The aircraft had a few tense moments during its first two flights. On both flights, the nose landing gear would not fully extend for landing. Gear extend /retract tests on the ground had gone well, so no one expected any problems in flight. However, since the NLG extends down and forward, the air pressure of 200 kt at extension prevented full extension. The pilot, Neal Anderson, tried extending at a lower airspeed, pulling 3g, etc., all to no avail. For some reason he flipped the alternate flap switch and the hydraulic pressure pulse was just enough to lock the gear down. About 50 guys in the control room started to breath again. After the flight, gear rigging adjustments were made to correct the problem. Or so we thought! On flight 2, the same thing happened. Neal was not pleased to say the least.
In 1975, the US Navy had expressed interest in a low-cost alternative to the Grumman F-14 Tomcat. General Dynamics proposed a navalized YF-16, with BVR radar, which was not part of the original planning for the USAF. The aircraft was briefly painted in a two-tone blue/light-brown color scheme for naval evaluation purposes. General Dynamics refined the proposal into a single-seat F-16, based on the two-seat F-16B - with the space ordinarily occupied by the rear seat used for increased avionics or fuel. On May 2nd, 1975, the Navy announced that they had decided not to buy the navalized F-16, but opted instead for an aircraft developed from the YF-17, which was eventually to emerge as the McDonnell Douglas F/A-18 Hornet.
05 Mar 1975
Accepted by the USAF. The airframe had a gray colorscheme for a very brief period.
The aircraft used to perform some tests with the AIM-7 Sparrow missile. Only with the introduction of the ADF version of the F-16, a BVR missile capacity was added to the airframe.
Belly landed on a grass area next to the runway at Carswell AFB, Texas. The right main landing gear jammed due to gyroscopic forces from right max-rate roll while the gear was being retracted. The aircraft was only slightly damaged (inlet duct buckling, FS227 bulkhead cracks, etc.). It was scheduled to appear at the Paris air show but due to the mishap the first prototype was sent.

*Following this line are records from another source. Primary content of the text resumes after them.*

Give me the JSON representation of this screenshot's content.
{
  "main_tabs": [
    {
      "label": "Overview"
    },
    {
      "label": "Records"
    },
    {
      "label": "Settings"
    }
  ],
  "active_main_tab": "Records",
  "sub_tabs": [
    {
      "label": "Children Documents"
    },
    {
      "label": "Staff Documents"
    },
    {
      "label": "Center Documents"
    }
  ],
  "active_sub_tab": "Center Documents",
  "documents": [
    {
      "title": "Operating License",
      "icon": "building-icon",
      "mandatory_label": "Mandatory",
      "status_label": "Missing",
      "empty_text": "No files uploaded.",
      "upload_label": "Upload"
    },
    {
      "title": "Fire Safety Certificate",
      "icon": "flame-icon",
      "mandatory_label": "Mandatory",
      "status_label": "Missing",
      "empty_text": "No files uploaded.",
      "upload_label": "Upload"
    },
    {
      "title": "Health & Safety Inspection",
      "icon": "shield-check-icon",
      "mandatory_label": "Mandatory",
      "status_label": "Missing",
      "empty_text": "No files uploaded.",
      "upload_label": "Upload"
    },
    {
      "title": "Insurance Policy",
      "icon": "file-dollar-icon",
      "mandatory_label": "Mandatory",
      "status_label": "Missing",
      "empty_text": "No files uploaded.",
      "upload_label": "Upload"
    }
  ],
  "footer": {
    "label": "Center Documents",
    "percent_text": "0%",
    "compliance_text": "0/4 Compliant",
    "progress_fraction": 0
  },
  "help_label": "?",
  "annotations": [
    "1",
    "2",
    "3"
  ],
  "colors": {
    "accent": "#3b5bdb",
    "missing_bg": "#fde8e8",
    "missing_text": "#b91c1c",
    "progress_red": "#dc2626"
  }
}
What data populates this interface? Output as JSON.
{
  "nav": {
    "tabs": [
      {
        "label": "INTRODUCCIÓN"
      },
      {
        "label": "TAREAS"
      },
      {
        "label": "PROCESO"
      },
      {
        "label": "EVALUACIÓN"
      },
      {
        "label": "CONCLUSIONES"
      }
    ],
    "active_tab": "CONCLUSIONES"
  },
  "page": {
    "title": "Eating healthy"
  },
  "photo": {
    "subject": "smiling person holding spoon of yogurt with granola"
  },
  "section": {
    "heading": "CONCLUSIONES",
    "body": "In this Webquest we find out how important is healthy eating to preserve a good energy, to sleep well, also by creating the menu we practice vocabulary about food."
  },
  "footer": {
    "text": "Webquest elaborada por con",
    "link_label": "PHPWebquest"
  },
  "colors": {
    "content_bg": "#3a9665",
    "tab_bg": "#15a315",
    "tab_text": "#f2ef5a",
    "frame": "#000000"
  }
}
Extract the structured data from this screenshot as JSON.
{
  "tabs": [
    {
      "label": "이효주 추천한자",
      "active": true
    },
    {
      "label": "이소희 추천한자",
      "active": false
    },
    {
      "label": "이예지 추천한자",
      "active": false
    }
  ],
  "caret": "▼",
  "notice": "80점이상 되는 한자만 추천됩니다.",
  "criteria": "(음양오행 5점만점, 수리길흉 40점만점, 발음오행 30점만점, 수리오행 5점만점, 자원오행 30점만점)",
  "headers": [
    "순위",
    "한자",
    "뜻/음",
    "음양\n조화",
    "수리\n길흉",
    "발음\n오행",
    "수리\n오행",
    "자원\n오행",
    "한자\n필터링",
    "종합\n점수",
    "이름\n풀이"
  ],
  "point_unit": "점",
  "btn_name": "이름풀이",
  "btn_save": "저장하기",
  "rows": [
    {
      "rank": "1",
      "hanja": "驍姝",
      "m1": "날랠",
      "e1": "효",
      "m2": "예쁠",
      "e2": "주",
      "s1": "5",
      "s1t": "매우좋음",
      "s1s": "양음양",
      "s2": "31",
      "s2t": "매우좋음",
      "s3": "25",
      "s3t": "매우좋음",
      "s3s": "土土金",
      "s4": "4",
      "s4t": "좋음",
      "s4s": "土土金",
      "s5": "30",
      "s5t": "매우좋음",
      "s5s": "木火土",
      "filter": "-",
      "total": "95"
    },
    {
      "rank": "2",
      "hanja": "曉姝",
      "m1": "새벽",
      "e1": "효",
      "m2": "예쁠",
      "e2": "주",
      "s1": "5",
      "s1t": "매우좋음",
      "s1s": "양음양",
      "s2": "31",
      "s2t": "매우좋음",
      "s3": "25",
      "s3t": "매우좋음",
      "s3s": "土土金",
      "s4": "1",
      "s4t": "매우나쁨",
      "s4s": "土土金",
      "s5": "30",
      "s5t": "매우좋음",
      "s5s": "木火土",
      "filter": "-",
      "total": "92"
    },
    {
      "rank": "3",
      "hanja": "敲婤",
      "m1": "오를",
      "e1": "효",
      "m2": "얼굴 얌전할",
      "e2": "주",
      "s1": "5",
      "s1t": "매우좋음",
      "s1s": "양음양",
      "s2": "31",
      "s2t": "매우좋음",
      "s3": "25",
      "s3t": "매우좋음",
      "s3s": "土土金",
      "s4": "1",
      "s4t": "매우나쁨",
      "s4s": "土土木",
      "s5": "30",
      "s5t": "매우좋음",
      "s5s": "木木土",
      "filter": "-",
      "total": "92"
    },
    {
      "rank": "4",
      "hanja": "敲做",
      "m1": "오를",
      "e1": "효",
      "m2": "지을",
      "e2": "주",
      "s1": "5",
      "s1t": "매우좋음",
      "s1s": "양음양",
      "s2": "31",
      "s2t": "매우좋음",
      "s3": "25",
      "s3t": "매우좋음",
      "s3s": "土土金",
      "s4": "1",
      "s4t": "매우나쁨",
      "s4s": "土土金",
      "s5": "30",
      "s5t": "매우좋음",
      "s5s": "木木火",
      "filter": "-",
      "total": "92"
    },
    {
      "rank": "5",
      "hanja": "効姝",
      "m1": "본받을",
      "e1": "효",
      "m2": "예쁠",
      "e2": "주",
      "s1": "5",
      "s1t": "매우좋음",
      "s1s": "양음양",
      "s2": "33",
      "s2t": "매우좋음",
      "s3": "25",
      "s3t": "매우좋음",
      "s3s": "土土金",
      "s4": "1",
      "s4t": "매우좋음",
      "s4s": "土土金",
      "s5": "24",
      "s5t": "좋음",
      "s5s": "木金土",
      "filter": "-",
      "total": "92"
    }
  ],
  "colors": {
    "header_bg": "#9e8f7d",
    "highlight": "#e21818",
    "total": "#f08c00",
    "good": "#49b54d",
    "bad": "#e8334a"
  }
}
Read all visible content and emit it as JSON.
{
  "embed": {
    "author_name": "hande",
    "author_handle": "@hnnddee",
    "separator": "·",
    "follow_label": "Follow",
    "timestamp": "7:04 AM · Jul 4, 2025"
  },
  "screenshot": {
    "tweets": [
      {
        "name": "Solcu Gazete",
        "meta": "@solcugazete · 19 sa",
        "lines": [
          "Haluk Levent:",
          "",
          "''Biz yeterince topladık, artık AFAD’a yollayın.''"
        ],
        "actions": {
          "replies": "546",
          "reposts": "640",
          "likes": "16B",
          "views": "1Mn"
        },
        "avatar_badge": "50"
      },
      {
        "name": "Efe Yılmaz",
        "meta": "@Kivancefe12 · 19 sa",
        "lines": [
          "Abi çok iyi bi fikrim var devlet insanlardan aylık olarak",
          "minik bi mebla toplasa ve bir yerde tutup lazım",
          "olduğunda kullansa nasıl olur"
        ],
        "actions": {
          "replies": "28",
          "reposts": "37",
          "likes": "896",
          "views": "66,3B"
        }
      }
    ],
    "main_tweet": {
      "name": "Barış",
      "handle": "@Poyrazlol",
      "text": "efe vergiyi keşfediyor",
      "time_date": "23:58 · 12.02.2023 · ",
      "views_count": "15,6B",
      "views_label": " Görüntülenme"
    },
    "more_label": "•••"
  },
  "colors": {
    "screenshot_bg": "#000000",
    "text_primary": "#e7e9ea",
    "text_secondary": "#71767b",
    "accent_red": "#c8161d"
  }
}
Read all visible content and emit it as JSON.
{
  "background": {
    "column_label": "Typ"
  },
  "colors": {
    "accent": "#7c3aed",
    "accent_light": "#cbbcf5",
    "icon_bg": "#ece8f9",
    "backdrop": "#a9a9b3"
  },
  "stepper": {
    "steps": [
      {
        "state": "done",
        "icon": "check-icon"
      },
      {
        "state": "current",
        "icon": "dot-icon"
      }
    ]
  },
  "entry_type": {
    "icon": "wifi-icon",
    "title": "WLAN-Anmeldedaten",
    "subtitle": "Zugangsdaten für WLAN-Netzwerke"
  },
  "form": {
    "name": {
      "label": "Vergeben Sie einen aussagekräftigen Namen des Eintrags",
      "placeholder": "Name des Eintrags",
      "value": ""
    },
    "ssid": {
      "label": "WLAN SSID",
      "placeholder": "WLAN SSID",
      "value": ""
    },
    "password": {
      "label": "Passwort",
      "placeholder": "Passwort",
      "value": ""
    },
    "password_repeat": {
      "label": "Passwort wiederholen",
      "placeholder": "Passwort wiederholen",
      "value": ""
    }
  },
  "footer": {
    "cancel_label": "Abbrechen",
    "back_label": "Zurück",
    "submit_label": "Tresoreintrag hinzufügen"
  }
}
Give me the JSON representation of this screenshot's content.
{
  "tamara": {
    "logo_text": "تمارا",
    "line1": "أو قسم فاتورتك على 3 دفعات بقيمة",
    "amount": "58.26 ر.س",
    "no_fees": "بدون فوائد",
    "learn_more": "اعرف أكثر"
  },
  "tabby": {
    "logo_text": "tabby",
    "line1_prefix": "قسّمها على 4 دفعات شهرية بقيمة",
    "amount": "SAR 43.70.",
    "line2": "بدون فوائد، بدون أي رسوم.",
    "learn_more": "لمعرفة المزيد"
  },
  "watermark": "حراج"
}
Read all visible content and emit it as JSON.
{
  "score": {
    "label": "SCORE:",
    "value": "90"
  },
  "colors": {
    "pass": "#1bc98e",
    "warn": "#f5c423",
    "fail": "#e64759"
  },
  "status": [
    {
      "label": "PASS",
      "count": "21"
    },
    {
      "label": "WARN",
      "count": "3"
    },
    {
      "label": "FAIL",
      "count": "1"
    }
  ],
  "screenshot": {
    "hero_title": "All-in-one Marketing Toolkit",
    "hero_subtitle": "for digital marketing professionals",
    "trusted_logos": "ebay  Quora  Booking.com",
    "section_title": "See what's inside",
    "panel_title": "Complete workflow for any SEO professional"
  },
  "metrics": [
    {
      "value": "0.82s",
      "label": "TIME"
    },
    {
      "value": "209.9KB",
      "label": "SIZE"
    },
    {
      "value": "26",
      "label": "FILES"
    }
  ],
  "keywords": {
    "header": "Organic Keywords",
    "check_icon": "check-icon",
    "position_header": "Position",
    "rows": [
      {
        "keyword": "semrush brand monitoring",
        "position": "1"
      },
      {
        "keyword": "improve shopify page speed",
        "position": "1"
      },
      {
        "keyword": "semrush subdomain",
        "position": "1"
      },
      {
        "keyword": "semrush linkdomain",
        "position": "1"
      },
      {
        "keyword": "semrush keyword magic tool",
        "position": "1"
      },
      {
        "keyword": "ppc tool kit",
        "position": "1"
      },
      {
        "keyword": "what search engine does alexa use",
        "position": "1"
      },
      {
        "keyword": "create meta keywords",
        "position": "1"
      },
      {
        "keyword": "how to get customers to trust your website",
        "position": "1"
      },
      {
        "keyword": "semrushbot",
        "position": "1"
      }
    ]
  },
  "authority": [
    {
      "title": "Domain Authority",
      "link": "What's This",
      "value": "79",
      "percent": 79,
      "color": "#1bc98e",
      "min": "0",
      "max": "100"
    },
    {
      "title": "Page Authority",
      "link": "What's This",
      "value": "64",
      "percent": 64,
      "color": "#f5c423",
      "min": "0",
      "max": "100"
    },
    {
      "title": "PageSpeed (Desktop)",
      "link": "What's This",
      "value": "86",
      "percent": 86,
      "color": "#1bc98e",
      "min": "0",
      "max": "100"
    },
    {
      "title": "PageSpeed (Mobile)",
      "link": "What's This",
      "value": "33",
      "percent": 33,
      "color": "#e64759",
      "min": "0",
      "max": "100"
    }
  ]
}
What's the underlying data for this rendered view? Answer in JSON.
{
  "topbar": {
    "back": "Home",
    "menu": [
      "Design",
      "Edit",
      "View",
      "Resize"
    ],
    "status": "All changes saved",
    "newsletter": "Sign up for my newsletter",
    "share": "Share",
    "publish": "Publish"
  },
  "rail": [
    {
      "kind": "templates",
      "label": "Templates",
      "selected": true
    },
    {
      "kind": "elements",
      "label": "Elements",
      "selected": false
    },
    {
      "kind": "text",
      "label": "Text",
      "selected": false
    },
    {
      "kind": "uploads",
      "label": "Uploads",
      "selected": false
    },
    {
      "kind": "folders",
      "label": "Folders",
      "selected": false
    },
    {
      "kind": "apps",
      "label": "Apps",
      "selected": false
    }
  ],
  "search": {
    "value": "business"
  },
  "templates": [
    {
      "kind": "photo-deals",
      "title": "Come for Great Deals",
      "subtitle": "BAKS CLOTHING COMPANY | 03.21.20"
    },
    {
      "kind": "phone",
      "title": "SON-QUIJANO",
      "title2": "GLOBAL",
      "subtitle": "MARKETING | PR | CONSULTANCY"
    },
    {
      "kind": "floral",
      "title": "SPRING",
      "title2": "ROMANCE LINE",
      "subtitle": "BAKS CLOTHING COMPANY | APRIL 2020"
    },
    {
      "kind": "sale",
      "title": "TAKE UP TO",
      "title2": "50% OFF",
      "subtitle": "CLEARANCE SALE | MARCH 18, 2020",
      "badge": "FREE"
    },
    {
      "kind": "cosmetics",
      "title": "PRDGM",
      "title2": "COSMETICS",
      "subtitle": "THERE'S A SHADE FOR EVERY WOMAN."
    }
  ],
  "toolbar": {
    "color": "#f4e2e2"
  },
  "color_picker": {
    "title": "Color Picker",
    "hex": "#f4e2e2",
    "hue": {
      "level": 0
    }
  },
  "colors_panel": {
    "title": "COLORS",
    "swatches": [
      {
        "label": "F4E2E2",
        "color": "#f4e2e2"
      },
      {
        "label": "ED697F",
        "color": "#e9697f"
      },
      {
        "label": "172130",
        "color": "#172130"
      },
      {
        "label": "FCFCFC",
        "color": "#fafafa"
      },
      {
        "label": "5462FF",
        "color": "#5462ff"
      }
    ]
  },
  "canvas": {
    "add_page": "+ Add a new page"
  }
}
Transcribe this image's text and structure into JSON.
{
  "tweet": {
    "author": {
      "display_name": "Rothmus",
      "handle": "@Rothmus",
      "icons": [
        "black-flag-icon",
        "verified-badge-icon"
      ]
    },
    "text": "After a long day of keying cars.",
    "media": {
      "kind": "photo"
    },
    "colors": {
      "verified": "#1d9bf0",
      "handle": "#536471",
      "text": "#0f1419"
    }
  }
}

Aircraft remained inactive, but was used for static displays.